Other stories talked about Ms. Taha and her sisters dealing with their father’s death.

At one point, they asked their school principal what “hero martyr” meant.

 “He is the one who dies as a sacrifice for the thing he loves most,” the principal said.

“Oh,” Ms. Taha replied. “My father loves Palestine more than he loves me.”

At that, the principal started crying and Ms. Taha’s sister quipped that he was jealous because “dad is the hero martyr and not him.”

Raeda on stage (Photo Mohammed Khayat)
Ms. Taha also poked fun at the attention she and her sisters received as the “daughters of a martyr.” They were paraded about at official occasions and traveled to countries that supported the Palestinians, causing ironic jealousy among their friends whose fathers were still alive.

In one story that drew hearty laughs, a friend of Ms. Taha’s could not conceal her glee when her own father was assassinated by Israeli intelligence.

“Now I can travel with you!” the girl said.

The last part of the show narrated the quest by Ms. Taha’s aunt Suheila to get the Israeli authorities to hand over Mr. Taha’s body so it could be buried.

After trying multiple avenues, the aunt confronts Henry A. Kissinger, then the secretary of state, who agrees to help.

That story could not be independently verified; Ms. Taha said after the show that it was “100 percent true.”

After the family buries Mr. Taha, the show closes with a video of Suheila, who still lives in Jerusalem, singing a song about her departed brother.

After the show, some in the audience spoke of what had and had not changed between Israel and the Palestinians in recent decades.

“The past was different in many ways, but the occupation is still the same,” said Hanadi Abu Bakr, 50, who was visiting Beirut from the West Bank city of Nablus.

She had wanted to visit Beirut since she was a child, she said, but tensions between Israel and Lebanon had always prevented her.

Chantal Hoyek, a Lebanese translator, said the play recalled a time when many Arabs believed that armed struggle against Israel would help the Palestinians return to their homeland.
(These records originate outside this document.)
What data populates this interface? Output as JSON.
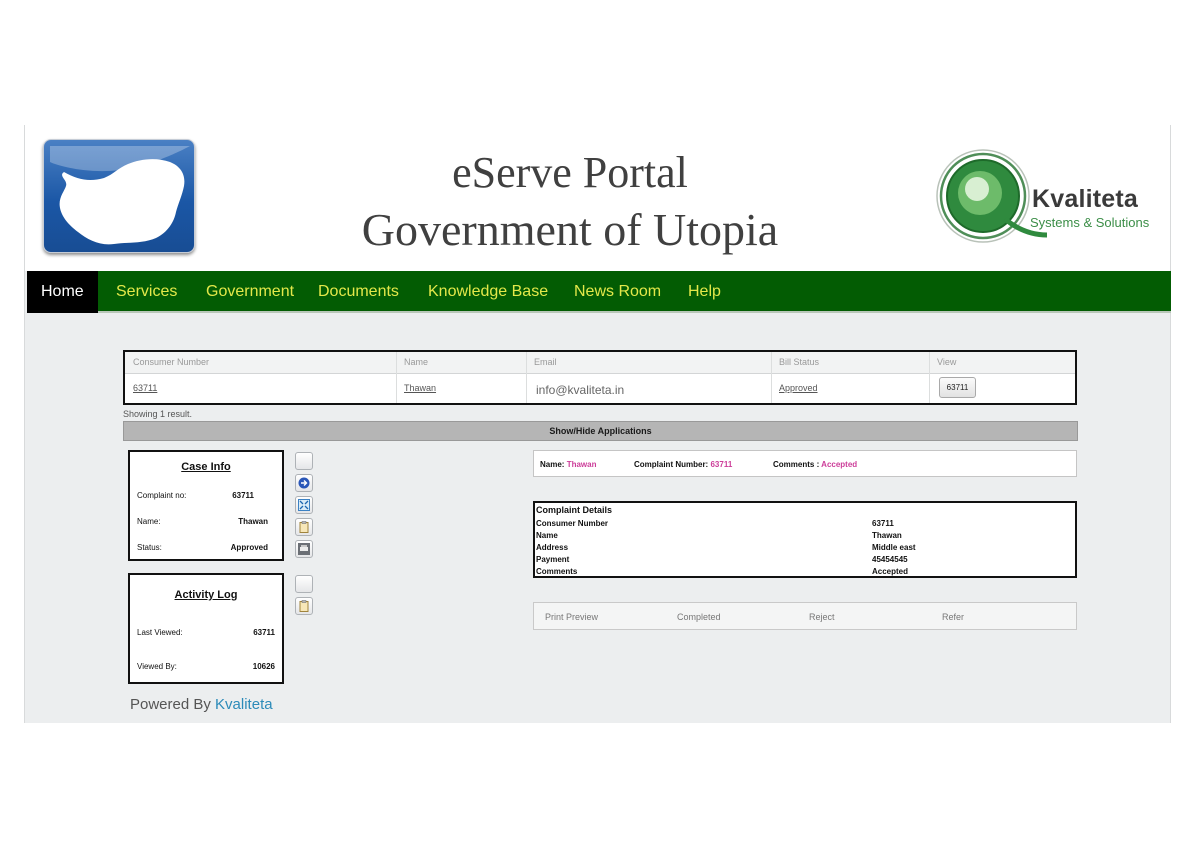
{
  "header": {
    "title_line1": "eServe Portal",
    "title_line2": "Government of Utopia",
    "logo_text": "Kvaliteta",
    "logo_sub": "Systems & Solutions",
    "logo_letter": "Q"
  },
  "nav": {
    "items": [
      "Home",
      "Services",
      "Government",
      "Documents",
      "Knowledge Base",
      "News Room",
      "Help"
    ],
    "active": "Home"
  },
  "results_table": {
    "headers": [
      "Consumer Number",
      "Name",
      "Email",
      "Bill Status",
      "View"
    ],
    "row": {
      "consumer_number": "63711",
      "name": "Thawan",
      "email": "info@kvaliteta.in",
      "bill_status": "Approved",
      "view_button": "63711"
    },
    "result_count": "Showing 1 result."
  },
  "show_hide_label": "Show/Hide Applications",
  "case_info": {
    "title": "Case Info",
    "fields": [
      {
        "label": "Complaint no:",
        "value": "63711"
      },
      {
        "label": "Name:",
        "value": "Thawan"
      },
      {
        "label": "Status:",
        "value": "Approved"
      }
    ]
  },
  "activity_log": {
    "title": "Activity Log",
    "fields": [
      {
        "label": "Last Viewed:",
        "value": "63711"
      },
      {
        "label": "Viewed By:",
        "value": "10626"
      }
    ]
  },
  "summary": {
    "name_label": "Name:",
    "name_value": "Thawan",
    "complaint_label": "Complaint Number:",
    "complaint_value": "63711",
    "comments_label": "Comments :",
    "comments_value": "Accepted"
  },
  "complaint_details": {
    "heading": "Complaint Details",
    "rows": [
      {
        "label": "Consumer Number",
        "value": "63711"
      },
      {
        "label": "Name",
        "value": "Thawan"
      },
      {
        "label": "Address",
        "value": "Middle east"
      },
      {
        "label": "Payment",
        "value": "45454545"
      },
      {
        "label": "Comments",
        "value": "Accepted"
      }
    ]
  },
  "actions": [
    "Print Preview",
    "Completed",
    "Reject",
    "Refer"
  ],
  "footer": {
    "powered_by": "Powered By",
    "brand": "Kvaliteta"
  },
  "colors": {
    "nav_bg": "#035c03",
    "nav_text": "#e3e84a",
    "highlight": "#cc3d99",
    "link": "#2c8bb9"
  }
}
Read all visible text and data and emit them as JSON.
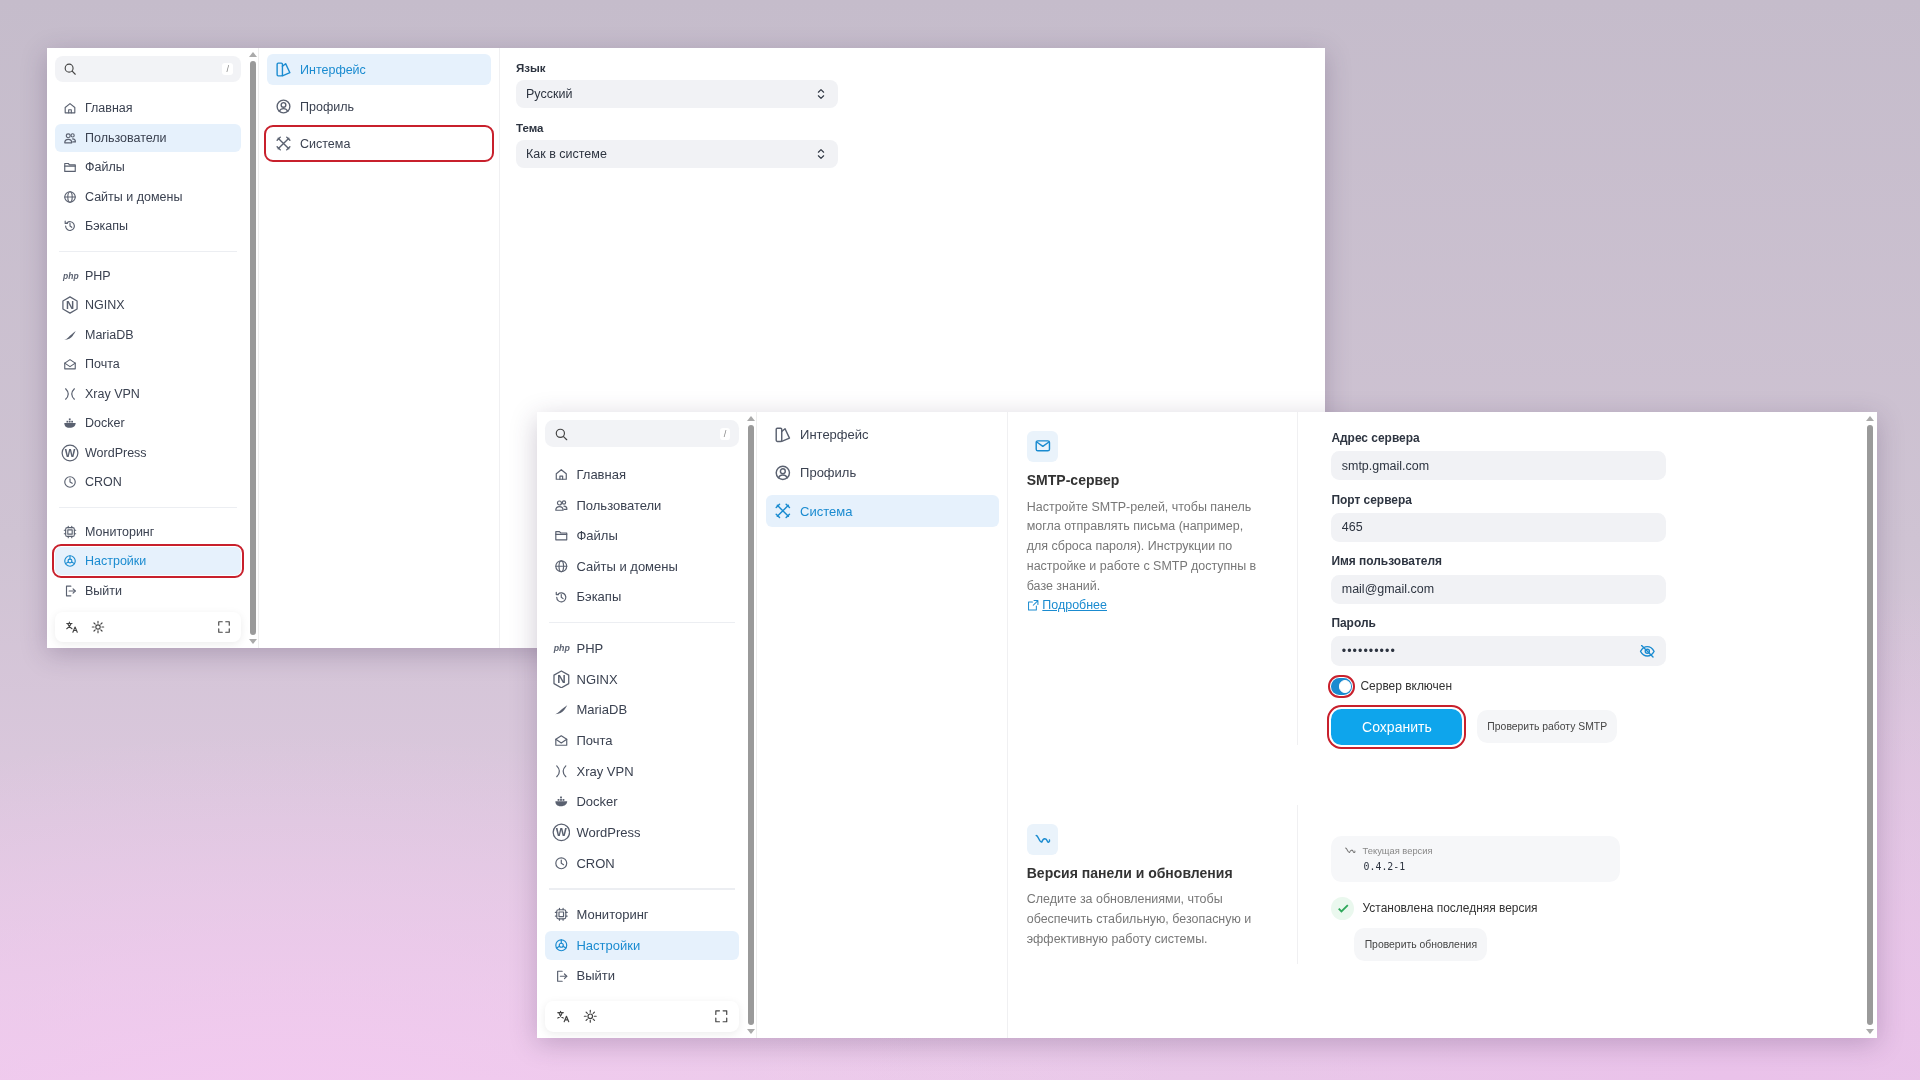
{
  "windows": [
    {
      "sidebar": {
        "search_shortcut": "/",
        "groups": [
          [
            {
              "label": "Главная",
              "selected": false,
              "hovered": false,
              "outlined": false
            },
            {
              "label": "Пользователи",
              "selected": false,
              "hovered": true,
              "outlined": false
            },
            {
              "label": "Файлы",
              "selected": false,
              "hovered": false,
              "outlined": false
            },
            {
              "label": "Сайты и домены",
              "selected": false,
              "hovered": false,
              "outlined": false
            },
            {
              "label": "Бэкапы",
              "selected": false,
              "hovered": false,
              "outlined": false
            }
          ],
          [
            {
              "label": "PHP",
              "icon_label": "php",
              "selected": false,
              "hovered": false,
              "outlined": false
            },
            {
              "label": "NGINX",
              "icon_label": "N",
              "selected": false,
              "hovered": false,
              "outlined": false
            },
            {
              "label": "MariaDB",
              "selected": false,
              "hovered": false,
              "outlined": false
            },
            {
              "label": "Почта",
              "selected": false,
              "hovered": false,
              "outlined": false
            },
            {
              "label": "Xray VPN",
              "selected": false,
              "hovered": false,
              "outlined": false
            },
            {
              "label": "Docker",
              "selected": false,
              "hovered": false,
              "outlined": false
            },
            {
              "label": "WordPress",
              "icon_label": "W",
              "selected": false,
              "hovered": false,
              "outlined": false
            },
            {
              "label": "CRON",
              "selected": false,
              "hovered": false,
              "outlined": false
            }
          ],
          [
            {
              "label": "Мониторинг",
              "selected": false,
              "hovered": false,
              "outlined": false
            },
            {
              "label": "Настройки",
              "selected": true,
              "hovered": false,
              "outlined": true
            },
            {
              "label": "Выйти",
              "selected": false,
              "hovered": false,
              "outlined": false
            }
          ]
        ]
      },
      "submenu": [
        {
          "label": "Интерфейс",
          "selected": true,
          "outlined": false
        },
        {
          "label": "Профиль",
          "selected": false,
          "outlined": false
        },
        {
          "label": "Система",
          "selected": false,
          "outlined": true
        }
      ],
      "content": {
        "kind": "interface",
        "fields": [
          {
            "label": "Язык",
            "value": "Русский"
          },
          {
            "label": "Тема",
            "value": "Как в системе"
          }
        ]
      }
    },
    {
      "sidebar": {
        "search_shortcut": "/",
        "groups": [
          [
            {
              "label": "Главная",
              "selected": false,
              "hovered": false,
              "outlined": false
            },
            {
              "label": "Пользователи",
              "selected": false,
              "hovered": false,
              "outlined": false
            },
            {
              "label": "Файлы",
              "selected": false,
              "hovered": false,
              "outlined": false
            },
            {
              "label": "Сайты и домены",
              "selected": false,
              "hovered": false,
              "outlined": false
            },
            {
              "label": "Бэкапы",
              "selected": false,
              "hovered": false,
              "outlined": false
            }
          ],
          [
            {
              "label": "PHP",
              "icon_label": "php",
              "selected": false,
              "hovered": false,
              "outlined": false
            },
            {
              "label": "NGINX",
              "icon_label": "N",
              "selected": false,
              "hovered": false,
              "outlined": false
            },
            {
              "label": "MariaDB",
              "selected": false,
              "hovered": false,
              "outlined": false
            },
            {
              "label": "Почта",
              "selected": false,
              "hovered": false,
              "outlined": false
            },
            {
              "label": "Xray VPN",
              "selected": false,
              "hovered": false,
              "outlined": false
            },
            {
              "label": "Docker",
              "selected": false,
              "hovered": false,
              "outlined": false
            },
            {
              "label": "WordPress",
              "icon_label": "W",
              "selected": false,
              "hovered": false,
              "outlined": false
            },
            {
              "label": "CRON",
              "selected": false,
              "hovered": false,
              "outlined": false
            }
          ],
          [
            {
              "label": "Мониторинг",
              "selected": false,
              "hovered": false,
              "outlined": false
            },
            {
              "label": "Настройки",
              "selected": true,
              "hovered": false,
              "outlined": false
            },
            {
              "label": "Выйти",
              "selected": false,
              "hovered": false,
              "outlined": false
            }
          ]
        ]
      },
      "submenu": [
        {
          "label": "Интерфейс",
          "selected": false,
          "outlined": false
        },
        {
          "label": "Профиль",
          "selected": false,
          "outlined": false
        },
        {
          "label": "Система",
          "selected": true,
          "outlined": false
        }
      ],
      "content": {
        "kind": "system",
        "sections": [
          {
            "kind": "smtp",
            "title": "SMTP-сервер",
            "description": "Настройте SMTP-релей, чтобы панель могла отправлять письма (например, для сброса пароля). Инструкции по настройке и работе с SMTP доступны в базе знаний.",
            "link": "Подробнее",
            "fields": [
              {
                "label": "Адрес сервера",
                "value": "smtp.gmail.com",
                "kind": "text"
              },
              {
                "label": "Порт сервера",
                "value": "465",
                "kind": "text"
              },
              {
                "label": "Имя пользователя",
                "value": "mail@gmail.com",
                "kind": "text"
              },
              {
                "label": "Пароль",
                "value": "••••••••••",
                "kind": "password"
              }
            ],
            "toggle": {
              "label": "Сервер включен",
              "on": true,
              "outlined": true
            },
            "buttons": [
              {
                "label": "Сохранить",
                "kind": "primary",
                "outlined": true
              },
              {
                "label": "Проверить работу SMTP",
                "kind": "secondary",
                "outlined": false
              }
            ]
          },
          {
            "kind": "version",
            "title": "Версия панели и обновления",
            "description": "Следите за обновлениями, чтобы обеспечить стабильную, безопасную и эффективную работу системы.",
            "version_label": "Текущая версия",
            "version": "0.4.2-1",
            "status": "Установлена последняя версия",
            "button": "Проверить обновления"
          }
        ]
      }
    }
  ]
}
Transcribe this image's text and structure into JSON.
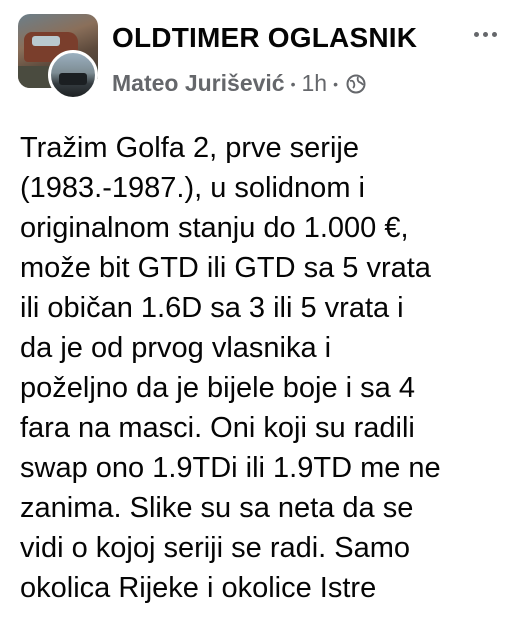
{
  "post": {
    "group_name": "OLDTIMER OGLASNIK",
    "author": "Mateo Jurišević",
    "separator": "•",
    "time": "1h",
    "audience_icon": "globe-icon",
    "text_lines": [
      "Tražim Golfa 2, prve serije",
      "(1983.-1987.), u solidnom i",
      "originalnom stanju do 1.000 €,",
      "može bit GTD ili GTD sa 5 vrata",
      "ili običan 1.6D sa 3 ili 5 vrata i",
      "da je od prvog vlasnika i",
      "poželjno da je bijele boje i sa 4",
      "fara na masci. Oni koji su radili",
      "swap ono 1.9TDi ili 1.9TD me ne",
      "zanima. Slike su sa neta da se",
      "vidi o kojoj seriji se radi. Samo",
      "okolica Rijeke i okolice Istre"
    ]
  },
  "icons": {
    "more": "more-options-icon",
    "globe": "globe-icon"
  },
  "colors": {
    "secondary_text": "#65676b",
    "primary_text": "#050505"
  }
}
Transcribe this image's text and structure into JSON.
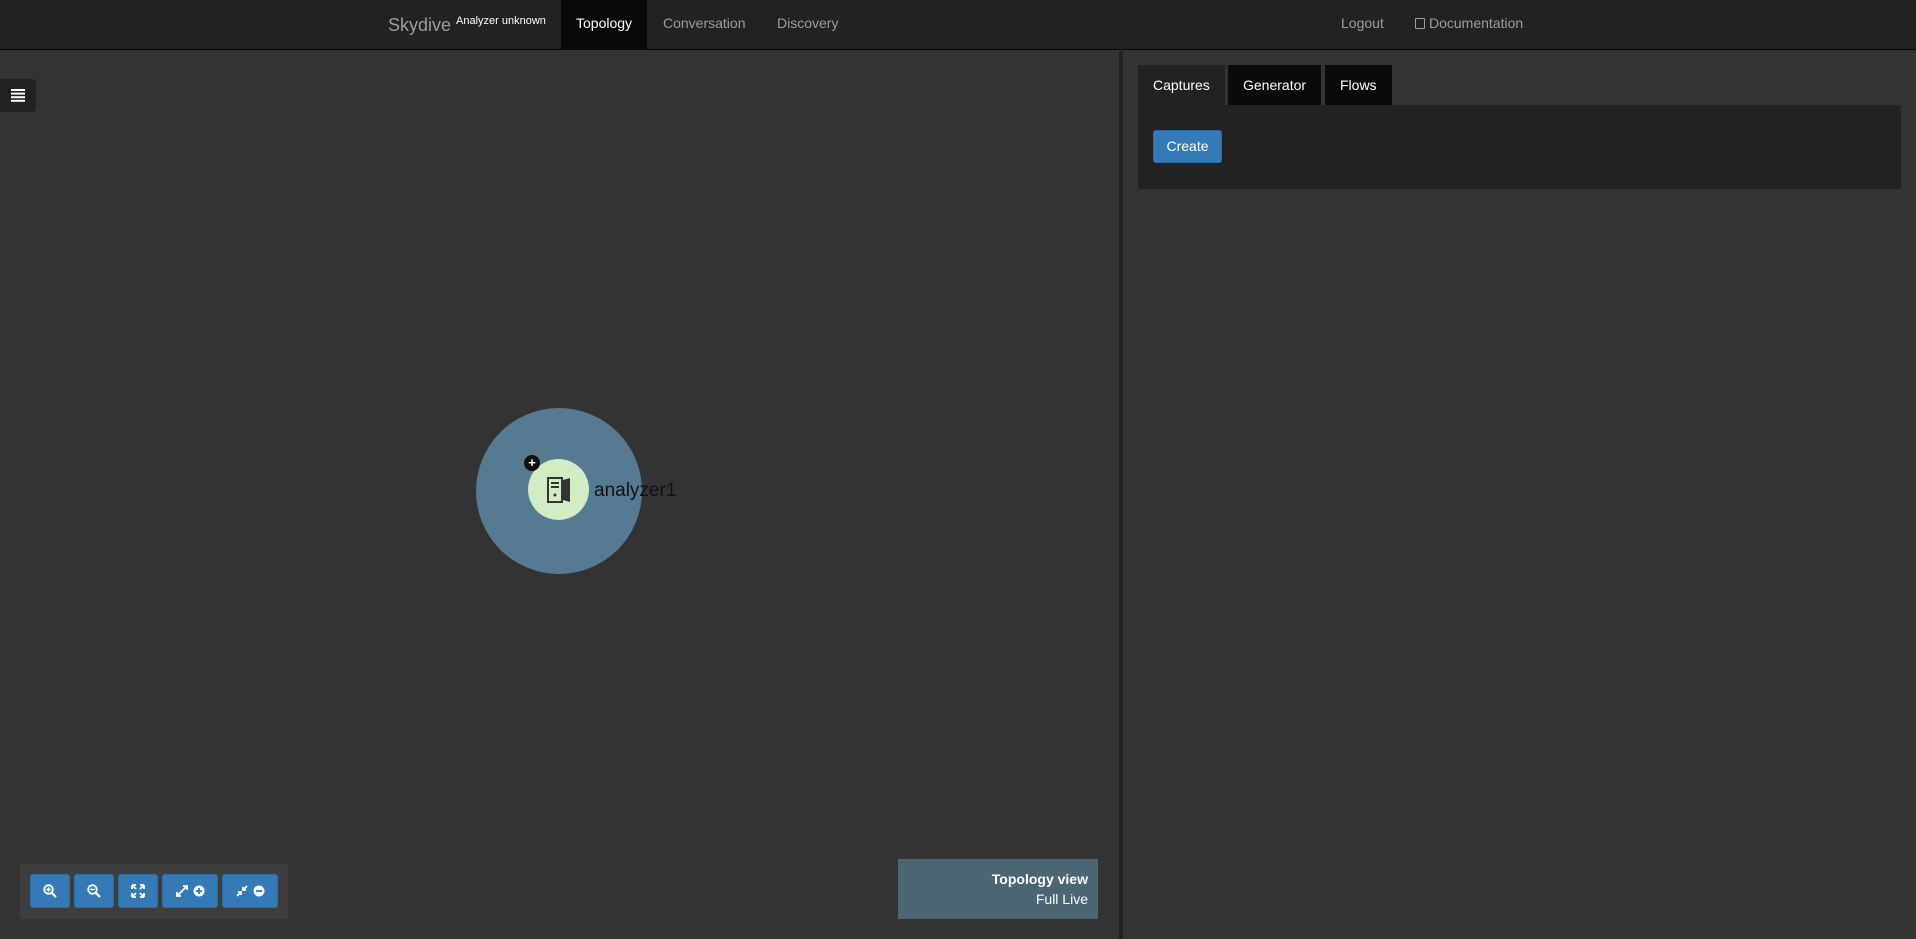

Ms. Hoyek, 28, still supported that struggle but did not think it would succeed.

“It’s not a revolution anymore,” she said. “It is a hopeless case.”

Monday, March 2, 2015